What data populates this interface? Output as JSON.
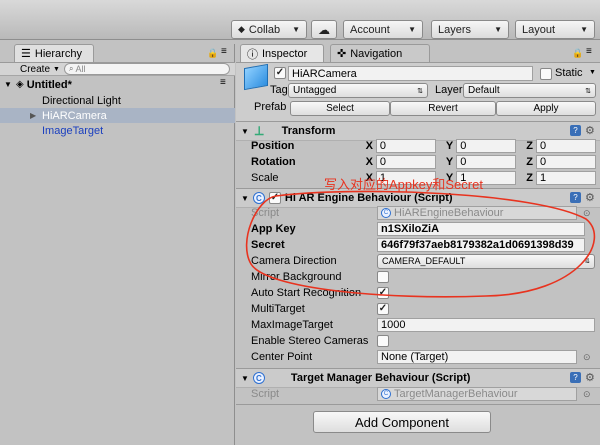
{
  "toolbar": {
    "collab": "Collab",
    "account": "Account",
    "layers": "Layers",
    "layout": "Layout"
  },
  "hierarchy": {
    "tab": "Hierarchy",
    "create": "Create",
    "search_placeholder": "All",
    "scene": "Untitled*",
    "items": [
      "Directional Light",
      "HiARCamera",
      "ImageTarget"
    ]
  },
  "inspector": {
    "tabs": [
      "Inspector",
      "Navigation"
    ],
    "object_name": "HiARCamera",
    "static_label": "Static",
    "tag_label": "Tag",
    "tag_value": "Untagged",
    "layer_label": "Layer",
    "layer_value": "Default",
    "prefab_label": "Prefab",
    "prefab_buttons": [
      "Select",
      "Revert",
      "Apply"
    ]
  },
  "transform": {
    "title": "Transform",
    "rows": [
      {
        "label": "Position",
        "x": "0",
        "y": "0",
        "z": "0"
      },
      {
        "label": "Rotation",
        "x": "0",
        "y": "0",
        "z": "0"
      },
      {
        "label": "Scale",
        "x": "1",
        "y": "1",
        "z": "1"
      }
    ]
  },
  "hiar": {
    "title": "Hi AR Engine Behaviour (Script)",
    "script_label": "Script",
    "script_value": "HiAREngineBehaviour",
    "appkey_label": "App Key",
    "appkey_value": "n1SXiloZiA",
    "secret_label": "Secret",
    "secret_value": "646f79f37aeb8179382a1d0691398d39",
    "camera_dir_label": "Camera Direction",
    "camera_dir_value": "CAMERA_DEFAULT",
    "mirror_label": "Mirror Background",
    "mirror_checked": false,
    "autostart_label": "Auto Start Recognition",
    "autostart_checked": true,
    "multitarget_label": "MultiTarget",
    "multitarget_checked": true,
    "maximage_label": "MaxImageTarget",
    "maximage_value": "1000",
    "stereo_label": "Enable Stereo Cameras",
    "stereo_checked": false,
    "center_label": "Center Point",
    "center_value": "None (Target)"
  },
  "target_manager": {
    "title": "Target Manager Behaviour (Script)",
    "script_label": "Script",
    "script_value": "TargetManagerBehaviour"
  },
  "add_component": "Add Component",
  "annotation": {
    "text": "写入对应的Appkey和Secret",
    "color": "#e8331f"
  }
}
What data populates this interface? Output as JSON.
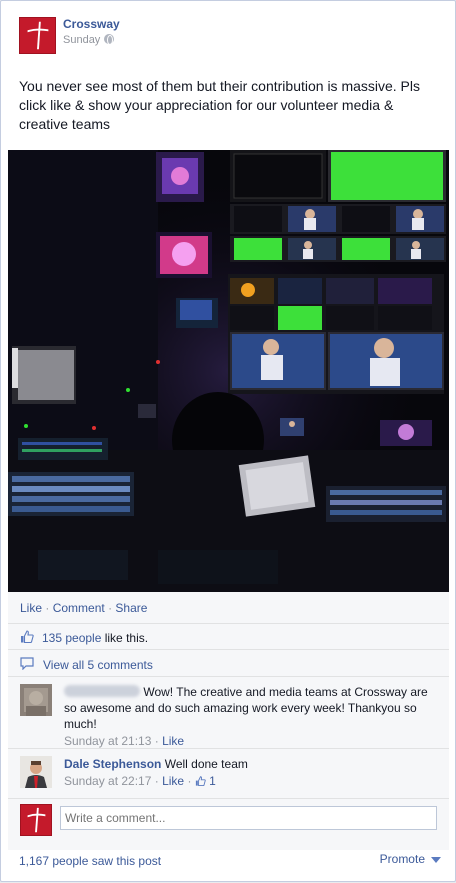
{
  "post": {
    "page_name": "Crossway",
    "timestamp": "Sunday",
    "text": "You never see most of them but their contribution is massive. Pls click like & show your appreciation for our volunteer media & creative teams",
    "photo_subject": "broadcast-control-room-monitors"
  },
  "actions": {
    "like": "Like",
    "comment": "Comment",
    "share": "Share",
    "separator": "·"
  },
  "likes": {
    "count_label": "135 people",
    "suffix": " like this."
  },
  "comments_link": "View all 5 comments",
  "comments": [
    {
      "author": "",
      "text": "Wow! The creative and media teams at Crossway are so awesome and do such amazing work every week! Thankyou so much!",
      "time": "Sunday at 21:13",
      "like_label": "Like"
    },
    {
      "author": "Dale Stephenson",
      "text": "Well done team",
      "time": "Sunday at 22:17",
      "like_label": "Like",
      "like_count": "1"
    }
  ],
  "composer": {
    "placeholder": "Write a comment..."
  },
  "footer": {
    "seen": "1,167 people saw this post",
    "promote": "Promote"
  },
  "colors": {
    "brand": "#3b5998",
    "avatar_red": "#c41a2b",
    "monitor_green": "#3de03a"
  },
  "icons": {
    "privacy": "globe-icon",
    "likes": "thumbs-up-icon",
    "comments": "speech-bubble-icon",
    "promote": "chevron-down-icon"
  }
}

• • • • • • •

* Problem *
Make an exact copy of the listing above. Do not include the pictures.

* Task response *
What data populates this interface? Output as JSON.
{
  "toolbar": {
    "collab": "Collab",
    "account": "Account",
    "layers": "Layers",
    "layout": "Layout"
  },
  "hierarchy": {
    "tab": "Hierarchy",
    "create": "Create",
    "search_placeholder": "All",
    "scene": "Untitled*",
    "items": [
      "Directional Light",
      "HiARCamera",
      "ImageTarget"
    ]
  },
  "inspector": {
    "tabs": [
      "Inspector",
      "Navigation"
    ],
    "object_name": "HiARCamera",
    "static_label": "Static",
    "tag_label": "Tag",
    "tag_value": "Untagged",
    "layer_label": "Layer",
    "layer_value": "Default",
    "prefab_label": "Prefab",
    "prefab_buttons": [
      "Select",
      "Revert",
      "Apply"
    ]
  },
  "transform": {
    "title": "Transform",
    "rows": [
      {
        "label": "Position",
        "x": "0",
        "y": "0",
        "z": "0"
      },
      {
        "label": "Rotation",
        "x": "0",
        "y": "0",
        "z": "0"
      },
      {
        "label": "Scale",
        "x": "1",
        "y": "1",
        "z": "1"
      }
    ]
  },
  "hiar": {
    "title": "Hi AR Engine Behaviour (Script)",
    "script_label": "Script",
    "script_value": "HiAREngineBehaviour",
    "appkey_label": "App Key",
    "appkey_value": "n1SXiloZiA",
    "secret_label": "Secret",
    "secret_value": "646f79f37aeb8179382a1d0691398d39",
    "camera_dir_label": "Camera Direction",
    "camera_dir_value": "CAMERA_DEFAULT",
    "mirror_label": "Mirror Background",
    "mirror_checked": false,
    "autostart_label": "Auto Start Recognition",
    "autostart_checked": true,
    "multitarget_label": "MultiTarget",
    "multitarget_checked": true,
    "maximage_label": "MaxImageTarget",
    "maximage_value": "1000",
    "stereo_label": "Enable Stereo Cameras",
    "stereo_checked": false,
    "center_label": "Center Point",
    "center_value": "None (Target)"
  },
  "target_manager": {
    "title": "Target Manager Behaviour (Script)",
    "script_label": "Script",
    "script_value": "TargetManagerBehaviour"
  },
  "add_component": "Add Component",
  "annotation": {
    "text": "写入对应的Appkey和Secret",
    "color": "#e8331f"
  }
}
What data populates this interface? Output as JSON.
{
  "post": {
    "page_name": "Crossway",
    "timestamp": "Sunday",
    "text": "You never see most of them but their contribution is massive. Pls click like & show your appreciation for our volunteer media & creative teams",
    "photo_subject": "broadcast-control-room-monitors"
  },
  "actions": {
    "like": "Like",
    "comment": "Comment",
    "share": "Share",
    "separator": "·"
  },
  "likes": {
    "count_label": "135 people",
    "suffix": " like this."
  },
  "comments_link": "View all 5 comments",
  "comments": [
    {
      "author": "",
      "text": "Wow! The creative and media teams at Crossway are so awesome and do such amazing work every week! Thankyou so much!",
      "time": "Sunday at 21:13",
      "like_label": "Like"
    },
    {
      "author": "Dale Stephenson",
      "text": "Well done team",
      "time": "Sunday at 22:17",
      "like_label": "Like",
      "like_count": "1"
    }
  ],
  "composer": {
    "placeholder": "Write a comment..."
  },
  "footer": {
    "seen": "1,167 people saw this post",
    "promote": "Promote"
  },
  "colors": {
    "brand": "#3b5998",
    "avatar_red": "#c41a2b",
    "monitor_green": "#3de03a"
  },
  "icons": {
    "privacy": "globe-icon",
    "likes": "thumbs-up-icon",
    "comments": "speech-bubble-icon",
    "promote": "chevron-down-icon"
  }
}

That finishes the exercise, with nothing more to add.